Try it:
Look for "this" in the records and copy every line that has it.

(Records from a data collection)
= = = =
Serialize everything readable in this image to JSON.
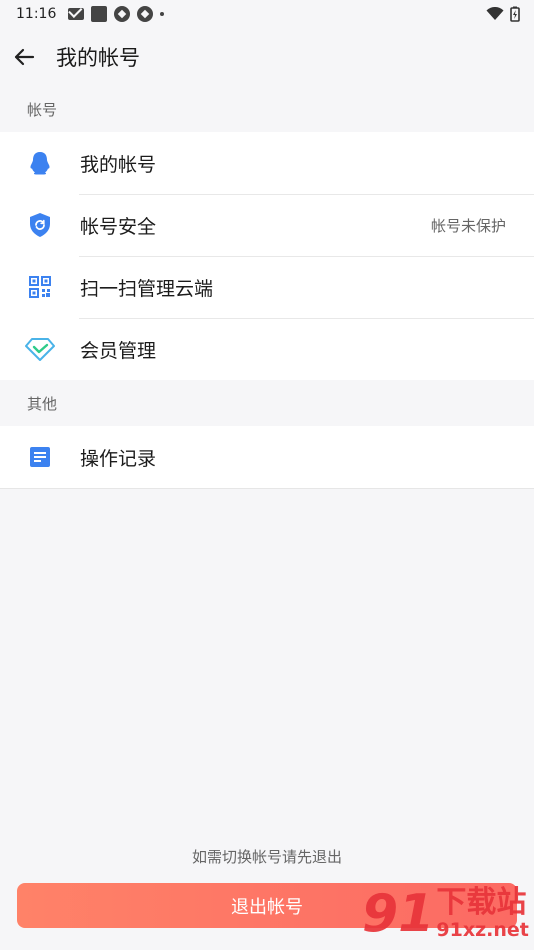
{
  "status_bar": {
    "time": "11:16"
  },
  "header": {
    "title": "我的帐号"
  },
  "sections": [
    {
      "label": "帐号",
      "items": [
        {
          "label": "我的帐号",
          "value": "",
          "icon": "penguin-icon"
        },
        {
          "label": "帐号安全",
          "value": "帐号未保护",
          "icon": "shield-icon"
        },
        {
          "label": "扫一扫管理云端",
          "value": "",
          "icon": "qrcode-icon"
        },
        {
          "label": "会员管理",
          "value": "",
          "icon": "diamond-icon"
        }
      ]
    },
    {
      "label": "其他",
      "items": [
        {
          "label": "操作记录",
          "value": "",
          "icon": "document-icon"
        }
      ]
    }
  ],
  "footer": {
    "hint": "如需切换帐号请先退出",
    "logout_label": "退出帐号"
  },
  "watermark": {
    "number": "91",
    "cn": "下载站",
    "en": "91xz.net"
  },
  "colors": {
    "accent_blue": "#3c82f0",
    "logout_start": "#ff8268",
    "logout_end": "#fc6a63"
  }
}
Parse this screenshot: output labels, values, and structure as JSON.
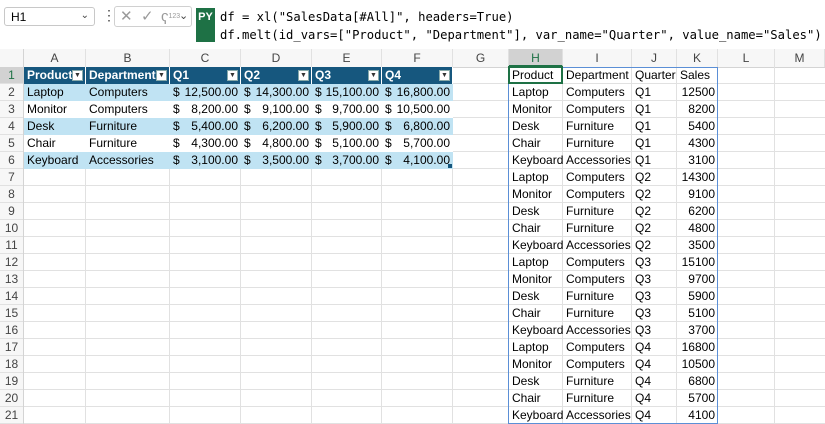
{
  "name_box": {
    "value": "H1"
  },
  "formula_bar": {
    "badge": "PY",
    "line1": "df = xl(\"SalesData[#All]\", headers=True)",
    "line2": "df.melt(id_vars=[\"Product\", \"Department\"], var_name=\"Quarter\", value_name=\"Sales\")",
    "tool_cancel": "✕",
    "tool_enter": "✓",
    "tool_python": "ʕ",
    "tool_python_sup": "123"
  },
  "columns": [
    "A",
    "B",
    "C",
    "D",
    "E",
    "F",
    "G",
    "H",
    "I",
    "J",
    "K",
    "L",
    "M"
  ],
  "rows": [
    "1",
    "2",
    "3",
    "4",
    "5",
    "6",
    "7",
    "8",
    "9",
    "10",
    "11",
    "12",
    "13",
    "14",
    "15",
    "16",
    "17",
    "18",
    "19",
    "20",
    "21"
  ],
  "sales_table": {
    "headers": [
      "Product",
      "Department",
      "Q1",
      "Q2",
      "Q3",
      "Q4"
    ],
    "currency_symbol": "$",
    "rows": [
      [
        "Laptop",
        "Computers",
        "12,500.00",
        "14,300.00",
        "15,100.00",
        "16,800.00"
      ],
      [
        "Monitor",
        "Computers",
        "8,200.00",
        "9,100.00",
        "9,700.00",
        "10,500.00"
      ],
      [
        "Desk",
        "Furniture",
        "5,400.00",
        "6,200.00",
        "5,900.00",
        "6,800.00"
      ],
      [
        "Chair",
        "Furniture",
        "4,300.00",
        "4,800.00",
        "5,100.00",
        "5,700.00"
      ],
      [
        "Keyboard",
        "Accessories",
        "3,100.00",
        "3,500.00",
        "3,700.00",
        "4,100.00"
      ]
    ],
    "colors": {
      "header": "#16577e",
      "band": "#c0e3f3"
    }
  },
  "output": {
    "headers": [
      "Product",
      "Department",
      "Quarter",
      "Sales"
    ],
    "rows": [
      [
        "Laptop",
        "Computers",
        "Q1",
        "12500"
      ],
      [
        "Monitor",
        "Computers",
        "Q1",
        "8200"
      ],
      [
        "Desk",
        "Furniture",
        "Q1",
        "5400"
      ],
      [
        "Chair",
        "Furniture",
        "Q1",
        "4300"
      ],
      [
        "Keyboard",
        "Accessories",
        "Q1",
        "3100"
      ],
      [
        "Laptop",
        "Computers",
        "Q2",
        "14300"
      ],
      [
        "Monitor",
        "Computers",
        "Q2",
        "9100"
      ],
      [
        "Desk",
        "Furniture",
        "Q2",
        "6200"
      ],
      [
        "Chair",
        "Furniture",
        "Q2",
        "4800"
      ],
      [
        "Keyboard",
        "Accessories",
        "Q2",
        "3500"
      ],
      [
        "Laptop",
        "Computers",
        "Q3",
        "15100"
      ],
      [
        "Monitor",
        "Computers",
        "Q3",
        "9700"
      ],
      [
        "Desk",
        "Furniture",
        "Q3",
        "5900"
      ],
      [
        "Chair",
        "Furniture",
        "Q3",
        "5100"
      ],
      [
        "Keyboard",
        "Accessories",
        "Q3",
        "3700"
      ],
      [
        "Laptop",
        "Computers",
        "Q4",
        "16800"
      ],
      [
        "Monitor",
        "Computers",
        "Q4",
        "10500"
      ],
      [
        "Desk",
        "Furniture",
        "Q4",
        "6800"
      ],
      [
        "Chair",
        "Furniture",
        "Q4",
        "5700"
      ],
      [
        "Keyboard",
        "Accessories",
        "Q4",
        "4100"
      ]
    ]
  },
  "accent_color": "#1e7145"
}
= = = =
Answer to the exercise:
Serialize everything readable in this image to JSON.
Parse this screenshot: output labels, values, and structure as JSON.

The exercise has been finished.